Almost 20 percent of all valuation is at €1 million

In order to see which valuations are most popular, I made a histogram containing the frequencies of the valuations of the crowdfunding projects. 85 percent of the crowdfunding projects have a valuation of €2.5 million or less. Most of the projects, almost 20 percent, raise funding at a valuation of €1 million. The highest valuation, from Symbid itself, is 13.3 million euro. This corresponds to an equity value/sales multiple of 13.3M/230k eurov= ± 59x. Not bad.


Concluding remarks and thoughts

Compared to last year’s analysis, the valuations of equity-based crowdfunding projects have gone up. Companies without any revenue yet value their promise at 1.3 million euro, which is high in my opinion and could have consequences in any follow-on rounds (i.e. no deal or downround, like I explained last time).

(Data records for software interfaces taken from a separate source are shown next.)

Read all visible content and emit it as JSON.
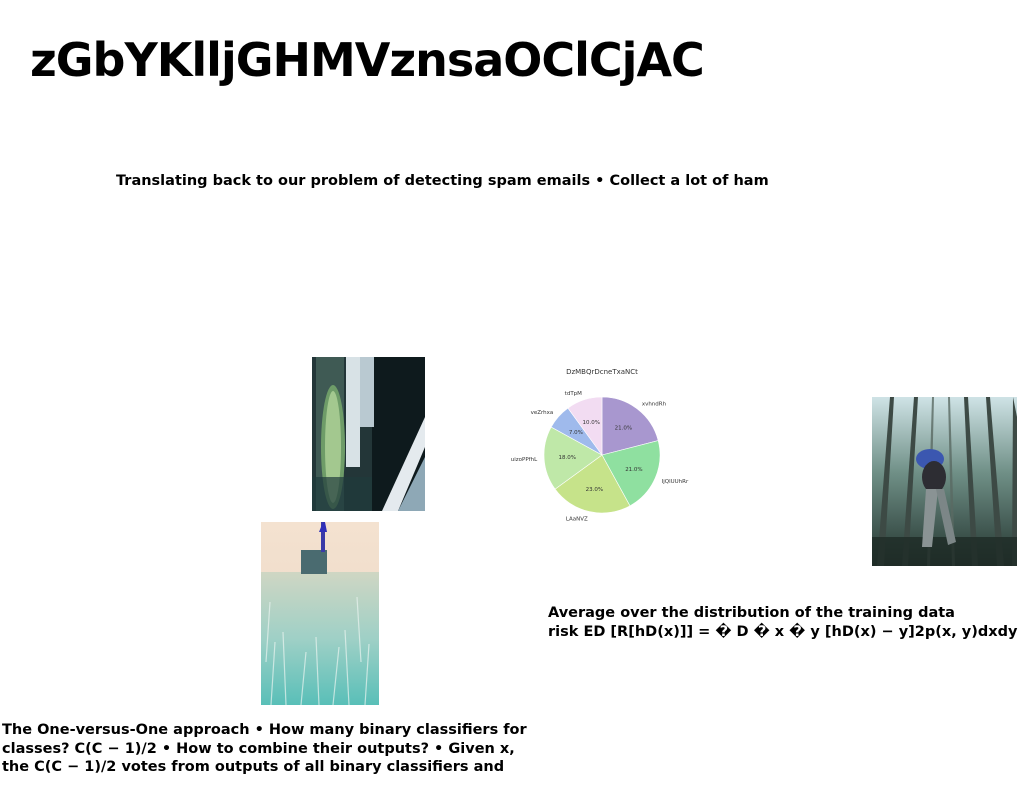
{
  "slide": {
    "title": "zGbYKlljGHMVznsaOClCjAC",
    "subtitle": "Translating back to our problem of detecting spam emails • Collect a lot of ham",
    "bottom_left_text": "The One-versus-One approach • How many binary classifiers for classes? C(C − 1)/2 • How to combine their outputs? • Given x, the C(C − 1)/2 votes from outputs of all binary classifiers and",
    "right_text_line1": "Average over the distribution of the training data",
    "right_text_line2": "risk ED [R[hD(x)]] = � D � x � y [hD(x) − y]2p(x, y)dxdy"
  },
  "chart_data": {
    "type": "pie",
    "title": "DzMBQrDcneTxaNCt",
    "labels": [
      "xvhndRh",
      "IjQlUUhRr",
      "LAaNVZ",
      "uizoPPfhL",
      "veZrhxa",
      "tdTpM"
    ],
    "values": [
      21.0,
      21.0,
      23.0,
      18.0,
      7.0,
      10.0
    ],
    "value_labels": [
      "21.0%",
      "21.0%",
      "23.0%",
      "18.0%",
      "7.0%",
      "10.0%"
    ],
    "colors": [
      "#a897cf",
      "#8fe0a0",
      "#c6e38a",
      "#bfe8a8",
      "#9fbaec",
      "#f2dcf2"
    ],
    "start_angle": 90,
    "direction": "clockwise"
  }
}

Obviously, the current equity stake of on average 7.3 percent for pre-revenue companies will further dilute with every new equity round the company raises, resulting in a smaller slice of the pie for crowd investors than they might expect. But apparently there are enough friends, family and ‘fools’ that are willing to pay this price.

Since my last analysis I noticed that Symbid introduced the “challenge valuation button”, where (potential) crowdfunders can notify the entrepreneur that there is a disagreement on the valuation part. I didn’t analyze this in-depth, but I saw that just a small number of projects adjust their valuation during their campaign. Nevertheless, I think this button is a great step in better aligning the interests of the investors and the entrepreneurs, also in the long run.

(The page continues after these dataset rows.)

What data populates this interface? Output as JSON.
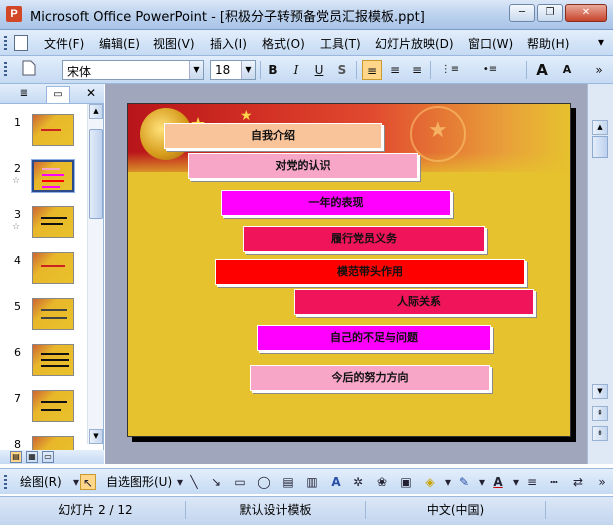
{
  "window": {
    "title": "Microsoft Office PowerPoint - [积极分子转预备党员汇报模板.ppt]",
    "app_icon": "P",
    "controls": {
      "minimize": "─",
      "restore": "❐",
      "close": "✕"
    }
  },
  "menu": {
    "items": [
      "文件(F)",
      "编辑(E)",
      "视图(V)",
      "插入(I)",
      "格式(O)",
      "工具(T)",
      "幻灯片放映(D)",
      "窗口(W)",
      "帮助(H)"
    ],
    "overflow": "▾"
  },
  "toolbar": {
    "new_doc_icon": "new-document-icon",
    "font_name": "宋体",
    "font_size": "18",
    "bold": "B",
    "italic": "I",
    "underline": "U",
    "shadow": "S",
    "align_left": "≡",
    "align_center": "≡",
    "align_right": "≡",
    "numbered_list": "⋮≡",
    "bulleted_list": "•≡",
    "grow_font": "A",
    "shrink_font": "A",
    "overflow": "»"
  },
  "pane": {
    "tab_outline": "≣",
    "tab_slides": "▭",
    "close": "✕",
    "thumbnails": [
      {
        "num": "1",
        "star": ""
      },
      {
        "num": "2",
        "star": "☆"
      },
      {
        "num": "3",
        "star": "☆"
      },
      {
        "num": "4",
        "star": ""
      },
      {
        "num": "5",
        "star": ""
      },
      {
        "num": "6",
        "star": ""
      },
      {
        "num": "7",
        "star": ""
      },
      {
        "num": "8",
        "star": ""
      }
    ],
    "selected": 2
  },
  "slide": {
    "items": [
      {
        "label": "自我介绍",
        "color": "#f9c49a"
      },
      {
        "label": "对党的认识",
        "color": "#f7a6c8"
      },
      {
        "label": "一年的表现",
        "color": "#ff00ff"
      },
      {
        "label": "履行党员义务",
        "color": "#f0145a"
      },
      {
        "label": "模范带头作用",
        "color": "#ff0000"
      },
      {
        "label": "人际关系",
        "color": "#f0145a"
      },
      {
        "label": "自己的不足与问题",
        "color": "#ff00ff"
      },
      {
        "label": "今后的努力方向",
        "color": "#f7a6c8"
      }
    ]
  },
  "drawing": {
    "draw_menu": "绘图(R)",
    "autoshapes_menu": "自选图形(U)"
  },
  "status": {
    "slide_info": "幻灯片 2 / 12",
    "design": "默认设计模板",
    "language": "中文(中国)"
  }
}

For equity crowdfunding, I also think 2016 will be the moment of truth. Crowdfunded companies will get to that point in time now where some will fall. So far, two equity crowdfunded companies – SellanApp and CityShare* (and perhaps more) – have filed for bankruptcy and I wouldn’t be surprised to see more of these events happen over the coming year. It’s not that the quality of the propositions is low, it’s more that I don’t think crowdfunding proposition can beat the statistics of startup failure.

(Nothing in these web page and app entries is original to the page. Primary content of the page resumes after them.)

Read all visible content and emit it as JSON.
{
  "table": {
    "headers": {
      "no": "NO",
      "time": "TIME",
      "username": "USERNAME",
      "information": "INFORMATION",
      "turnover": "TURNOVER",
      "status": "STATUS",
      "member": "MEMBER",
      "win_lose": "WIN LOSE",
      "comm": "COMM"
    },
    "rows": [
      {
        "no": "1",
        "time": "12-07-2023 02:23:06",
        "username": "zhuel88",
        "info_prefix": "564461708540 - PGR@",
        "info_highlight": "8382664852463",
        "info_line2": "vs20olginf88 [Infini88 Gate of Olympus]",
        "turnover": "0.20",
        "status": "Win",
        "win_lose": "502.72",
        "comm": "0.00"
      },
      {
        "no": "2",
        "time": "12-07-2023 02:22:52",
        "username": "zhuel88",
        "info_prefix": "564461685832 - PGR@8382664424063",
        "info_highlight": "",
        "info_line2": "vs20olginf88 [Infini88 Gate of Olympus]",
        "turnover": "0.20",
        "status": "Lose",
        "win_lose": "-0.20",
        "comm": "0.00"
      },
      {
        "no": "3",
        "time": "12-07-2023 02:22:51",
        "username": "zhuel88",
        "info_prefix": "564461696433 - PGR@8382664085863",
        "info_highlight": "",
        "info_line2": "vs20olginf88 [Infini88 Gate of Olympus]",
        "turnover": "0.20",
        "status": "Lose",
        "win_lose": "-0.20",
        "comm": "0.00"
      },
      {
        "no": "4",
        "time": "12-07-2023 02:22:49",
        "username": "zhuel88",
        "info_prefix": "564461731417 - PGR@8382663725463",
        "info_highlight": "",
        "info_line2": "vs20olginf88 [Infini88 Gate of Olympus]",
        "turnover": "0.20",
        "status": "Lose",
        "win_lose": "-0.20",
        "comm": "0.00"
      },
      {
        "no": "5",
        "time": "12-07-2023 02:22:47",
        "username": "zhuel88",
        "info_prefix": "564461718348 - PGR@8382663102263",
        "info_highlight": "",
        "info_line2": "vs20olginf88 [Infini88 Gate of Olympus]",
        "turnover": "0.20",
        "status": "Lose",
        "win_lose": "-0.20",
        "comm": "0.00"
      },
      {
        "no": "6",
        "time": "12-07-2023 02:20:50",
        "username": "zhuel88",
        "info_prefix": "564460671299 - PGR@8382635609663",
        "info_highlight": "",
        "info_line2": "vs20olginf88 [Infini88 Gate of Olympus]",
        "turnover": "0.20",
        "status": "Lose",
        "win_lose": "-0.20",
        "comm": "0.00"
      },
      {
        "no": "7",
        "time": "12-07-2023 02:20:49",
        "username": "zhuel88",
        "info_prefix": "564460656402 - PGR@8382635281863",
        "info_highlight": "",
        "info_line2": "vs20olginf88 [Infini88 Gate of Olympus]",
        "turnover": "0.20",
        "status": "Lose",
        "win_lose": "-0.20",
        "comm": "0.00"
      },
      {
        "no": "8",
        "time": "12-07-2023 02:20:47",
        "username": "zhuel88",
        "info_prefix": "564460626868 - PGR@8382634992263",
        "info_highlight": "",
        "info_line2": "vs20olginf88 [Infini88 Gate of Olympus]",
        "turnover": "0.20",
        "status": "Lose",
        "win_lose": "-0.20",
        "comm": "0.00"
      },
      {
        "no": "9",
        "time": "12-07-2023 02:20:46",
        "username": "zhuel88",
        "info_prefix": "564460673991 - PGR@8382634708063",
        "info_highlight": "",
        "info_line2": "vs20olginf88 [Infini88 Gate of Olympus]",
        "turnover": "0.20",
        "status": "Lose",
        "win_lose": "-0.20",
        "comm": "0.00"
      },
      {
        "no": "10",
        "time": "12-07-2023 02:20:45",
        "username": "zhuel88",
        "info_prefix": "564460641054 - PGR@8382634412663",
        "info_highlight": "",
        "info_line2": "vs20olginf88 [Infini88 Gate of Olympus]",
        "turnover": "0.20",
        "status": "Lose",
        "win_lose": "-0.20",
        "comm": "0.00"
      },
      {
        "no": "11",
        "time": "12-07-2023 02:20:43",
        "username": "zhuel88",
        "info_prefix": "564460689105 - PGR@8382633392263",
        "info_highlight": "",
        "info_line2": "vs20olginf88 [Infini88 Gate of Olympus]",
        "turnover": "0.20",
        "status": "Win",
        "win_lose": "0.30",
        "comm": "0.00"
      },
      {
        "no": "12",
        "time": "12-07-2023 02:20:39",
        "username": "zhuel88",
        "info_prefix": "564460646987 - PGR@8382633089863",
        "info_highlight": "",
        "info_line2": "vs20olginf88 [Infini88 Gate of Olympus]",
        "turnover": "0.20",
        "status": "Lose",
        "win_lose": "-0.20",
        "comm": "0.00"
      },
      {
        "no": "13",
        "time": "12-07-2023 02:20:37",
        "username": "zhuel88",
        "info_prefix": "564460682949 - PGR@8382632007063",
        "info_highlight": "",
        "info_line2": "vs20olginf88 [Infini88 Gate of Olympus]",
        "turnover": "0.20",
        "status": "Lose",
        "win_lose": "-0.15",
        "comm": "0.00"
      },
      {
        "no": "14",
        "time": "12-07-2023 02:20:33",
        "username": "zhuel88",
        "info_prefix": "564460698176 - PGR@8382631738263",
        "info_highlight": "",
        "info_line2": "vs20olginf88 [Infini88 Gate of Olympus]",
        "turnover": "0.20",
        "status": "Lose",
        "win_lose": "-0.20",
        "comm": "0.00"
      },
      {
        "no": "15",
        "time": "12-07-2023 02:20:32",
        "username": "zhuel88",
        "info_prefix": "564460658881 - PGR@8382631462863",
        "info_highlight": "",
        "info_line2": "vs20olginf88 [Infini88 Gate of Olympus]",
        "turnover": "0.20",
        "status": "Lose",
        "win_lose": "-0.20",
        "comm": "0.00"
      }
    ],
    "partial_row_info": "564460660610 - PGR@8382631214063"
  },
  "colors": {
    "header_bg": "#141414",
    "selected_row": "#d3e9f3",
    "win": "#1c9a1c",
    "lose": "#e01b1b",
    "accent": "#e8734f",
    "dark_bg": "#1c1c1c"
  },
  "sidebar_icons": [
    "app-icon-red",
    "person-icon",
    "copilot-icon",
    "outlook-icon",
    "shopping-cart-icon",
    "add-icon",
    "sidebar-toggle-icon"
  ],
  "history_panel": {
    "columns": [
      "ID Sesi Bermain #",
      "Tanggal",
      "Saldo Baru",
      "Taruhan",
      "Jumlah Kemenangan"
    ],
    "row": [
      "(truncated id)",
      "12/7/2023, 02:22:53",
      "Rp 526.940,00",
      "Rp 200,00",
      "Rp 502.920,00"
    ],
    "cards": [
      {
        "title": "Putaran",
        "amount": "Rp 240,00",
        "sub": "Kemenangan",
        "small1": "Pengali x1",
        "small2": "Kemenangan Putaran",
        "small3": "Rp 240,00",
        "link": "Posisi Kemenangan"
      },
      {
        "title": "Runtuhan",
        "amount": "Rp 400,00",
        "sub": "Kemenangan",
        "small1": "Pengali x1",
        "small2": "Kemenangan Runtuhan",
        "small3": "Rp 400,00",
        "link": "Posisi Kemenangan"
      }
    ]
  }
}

Aside from the crowd investors that will lose most of all of their investment, I can image that a larger number of crowd investors will get disappointed financially when the realized returns and/or their eventual ‘slice of the pie’, after sequential funding rounds, are below expectations. High valuations tend to lead to high expectations.


I do hope crowd investors will sustain, even when some of their investments fail or disappoint. Therefore, I encourage investors to keep investing, not shy away from a rational approach (as well) if you aim for financial returns, and do challenge the crowdfunding valuation when you think they are too optimistic.

I also encourage entrepreneurs to really think through the next business steps, funding strategy (i.e. next financing rounds and dilution) and business risks, and be very clear and explicit about this in the project description. This especially holds for pre-revenue companies as they don’t have much to fall back on (yet) except for a well thought through plan backed by sound (financial and non-financials) assumptions.

Let me hear what you think. Unfortunately, the comment section is not yet in place at StartupJuncture, but you can tweet me (@tjmensink) or leave a reply on my company’s blog: Golden Egg Check.

* For both CityShare and SellanApp internal conflicts seem to be the main reason of the companies’ shutdown. CityShare raised at a €1.1 million valuation (€80k for 7.5 percent equity) and was pre-revenue at the time of raising. SellanApp raised two rounds; the first (pre-revenue) at a €283k valuation (€150k for 53 percent equity) and the second (meanwhile with some sales) at a €3.0 million valuation (€100k for 3.4 percent equity)

Thomas Mensink fotoGuestpost by Thomas Mensink, business analyst at Golden Egg Check, an online tool set to test the potential and investor readiness of venture propositions.

Frontpage photo by Pieter van Marion (creative commons via Flickr)

StartupJuncture welcomes guest authors from the Dutch startup community / ecosystem to publish guest blogs. for more information, send an email to team@startupjuncture.com

Leave a Reply

Your email address will not be published.

Read on